In fun, and quite curious to know what others thought about this, I asked a question in my journal about horror movie clichés. What are the things you’ve noticed in movies (especially), that have you kicking yourself or wishing you could reach into the screen and knock a few heads together? Here are just a few of the answers I received.
"Who's there?" - panthera
What annoys me in horror movies is when people do stupid things! What? The light's out in the basement and there's a strange noise coming from down there? Let me go check it out on my own. Don't worry, I'll take the flashlight with the weak battery for company. I sure hope it's not that serial killer who's on the loose. That'd be embarrassing wouldn't it? - ljkam
The killer never dies! I can't stand cheesy endings where everything seems all nice and neatly tied up and then the next thing you know the character is being pulled under the bed, chased or looks in the mirror to see the the maniac standing behind them and the credits start rolling. -
We always know when the killer's about to strike, because the music swells ominously. - Lynn McKenzie
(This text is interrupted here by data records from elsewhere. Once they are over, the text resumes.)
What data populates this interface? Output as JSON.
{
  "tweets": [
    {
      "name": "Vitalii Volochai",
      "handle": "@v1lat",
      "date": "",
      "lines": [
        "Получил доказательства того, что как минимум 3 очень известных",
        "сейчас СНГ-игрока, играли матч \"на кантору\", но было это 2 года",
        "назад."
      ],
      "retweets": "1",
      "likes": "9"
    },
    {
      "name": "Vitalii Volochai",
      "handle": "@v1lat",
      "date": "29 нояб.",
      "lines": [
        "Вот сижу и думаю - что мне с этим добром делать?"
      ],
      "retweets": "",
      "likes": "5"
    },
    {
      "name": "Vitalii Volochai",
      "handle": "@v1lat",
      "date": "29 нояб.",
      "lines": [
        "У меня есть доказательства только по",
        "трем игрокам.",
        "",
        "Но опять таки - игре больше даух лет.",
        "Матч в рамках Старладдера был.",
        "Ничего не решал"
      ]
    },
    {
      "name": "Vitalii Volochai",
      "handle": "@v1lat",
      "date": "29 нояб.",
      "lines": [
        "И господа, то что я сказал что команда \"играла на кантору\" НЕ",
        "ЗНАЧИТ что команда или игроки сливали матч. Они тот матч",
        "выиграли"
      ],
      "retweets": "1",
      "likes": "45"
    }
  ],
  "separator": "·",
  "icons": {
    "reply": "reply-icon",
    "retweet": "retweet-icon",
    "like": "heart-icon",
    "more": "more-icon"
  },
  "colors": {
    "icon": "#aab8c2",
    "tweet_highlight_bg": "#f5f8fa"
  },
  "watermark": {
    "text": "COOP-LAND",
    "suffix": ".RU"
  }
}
I agree with Lisa K. People can't be that dumb that often. I'd love to see a killer go after someone halfway intelligent and/or with a blackbelt in tae-kwon-do. That'd be more interesting and thrilling, to see more balanced cat-and-mouse action.
I also dislike when a movie relies entirely on the soundtrack to make the audience jump. Loud music coming from nowhere isn't horror - it's a nuisance and shows how threadbare the script and/or acting is.
It seems that horror movies are showcasing more incredibly violent scenes as well. While some on-screen actions are cringe worthy, usually the movie itself is so cheesy or unrealistic that the violence comes across as merely gratuitous. I enjoy the more old-fashioned movies where implied actions, instead of graphic ones, make me squirm uncomfortably. Our imaginations can be so strong...
It does beg one to wonder if writers in the horror genre are fresh out of ideas on how to create new tensions, scenarios and events that will boggle the mind. I must confess that horror is not an easy genre for me to write in, even though I enjoy reading them a lot. One of the many reasons I appreciate Stephen King’s works is that ‘horror’ does not really have to exist on a fantastical level, but it can happen in our everyday life and by the most ordinary people. You and me.
So my question to you fine horror readers and writers out there, just what do you look for in a great horror novel/movie?